(Extracted data)

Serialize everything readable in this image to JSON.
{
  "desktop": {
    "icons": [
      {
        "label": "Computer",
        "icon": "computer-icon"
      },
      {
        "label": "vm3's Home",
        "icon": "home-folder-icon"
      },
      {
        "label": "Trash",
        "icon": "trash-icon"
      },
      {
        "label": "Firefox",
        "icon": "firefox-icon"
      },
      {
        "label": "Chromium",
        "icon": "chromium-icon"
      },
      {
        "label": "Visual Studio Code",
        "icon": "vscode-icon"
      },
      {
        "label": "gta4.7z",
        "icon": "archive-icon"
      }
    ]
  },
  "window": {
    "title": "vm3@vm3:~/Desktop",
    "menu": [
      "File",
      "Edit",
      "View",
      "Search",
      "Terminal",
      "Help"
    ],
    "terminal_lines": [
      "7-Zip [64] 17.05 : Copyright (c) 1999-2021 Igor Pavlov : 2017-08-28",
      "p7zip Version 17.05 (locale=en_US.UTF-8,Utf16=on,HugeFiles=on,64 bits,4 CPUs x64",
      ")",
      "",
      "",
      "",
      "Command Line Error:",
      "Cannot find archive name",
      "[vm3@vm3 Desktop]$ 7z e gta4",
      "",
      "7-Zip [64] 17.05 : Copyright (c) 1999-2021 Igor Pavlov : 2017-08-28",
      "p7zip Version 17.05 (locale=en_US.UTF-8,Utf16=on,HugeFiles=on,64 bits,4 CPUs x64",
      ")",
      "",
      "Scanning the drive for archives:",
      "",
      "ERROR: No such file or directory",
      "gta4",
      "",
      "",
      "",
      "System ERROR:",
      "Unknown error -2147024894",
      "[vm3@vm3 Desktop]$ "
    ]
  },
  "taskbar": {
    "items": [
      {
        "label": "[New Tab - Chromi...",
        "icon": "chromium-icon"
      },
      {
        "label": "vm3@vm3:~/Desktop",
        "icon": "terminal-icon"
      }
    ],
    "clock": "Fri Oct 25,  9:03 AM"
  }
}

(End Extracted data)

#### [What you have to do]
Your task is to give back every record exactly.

#### [Exercise response]
Serialize everything readable in this image to JSON.
{
  "desktop": {
    "icons": [
      {
        "label": "Computer",
        "icon": "computer-icon"
      },
      {
        "label": "vm3's Home",
        "icon": "home-folder-icon"
      },
      {
        "label": "Trash",
        "icon": "trash-icon"
      },
      {
        "label": "Firefox",
        "icon": "firefox-icon"
      },
      {
        "label": "Chromium",
        "icon": "chromium-icon"
      },
      {
        "label": "Visual Studio Code",
        "icon": "vscode-icon"
      },
      {
        "label": "gta4.7z",
        "icon": "archive-icon"
      }
    ]
  },
  "window": {
    "title": "vm3@vm3:~/Desktop",
    "menu": [
      "File",
      "Edit",
      "View",
      "Search",
      "Terminal",
      "Help"
    ],
    "terminal_lines": [
      "7-Zip [64] 17.05 : Copyright (c) 1999-2021 Igor Pavlov : 2017-08-28",
      "p7zip Version 17.05 (locale=en_US.UTF-8,Utf16=on,HugeFiles=on,64 bits,4 CPUs x64",
      ")",
      "",
      "",
      "",
      "Command Line Error:",
      "Cannot find archive name",
      "[vm3@vm3 Desktop]$ 7z e gta4",
      "",
      "7-Zip [64] 17.05 : Copyright (c) 1999-2021 Igor Pavlov : 2017-08-28",
      "p7zip Version 17.05 (locale=en_US.UTF-8,Utf16=on,HugeFiles=on,64 bits,4 CPUs x64",
      ")",
      "",
      "Scanning the drive for archives:",
      "",
      "ERROR: No such file or directory",
      "gta4",
      "",
      "",
      "",
      "System ERROR:",
      "Unknown error -2147024894",
      "[vm3@vm3 Desktop]$ "
    ]
  },
  "taskbar": {
    "items": [
      {
        "label": "[New Tab - Chromi...",
        "icon": "chromium-icon"
      },
      {
        "label": "vm3@vm3:~/Desktop",
        "icon": "terminal-icon"
      }
    ],
    "clock": "Fri Oct 25,  9:03 AM"
  }
}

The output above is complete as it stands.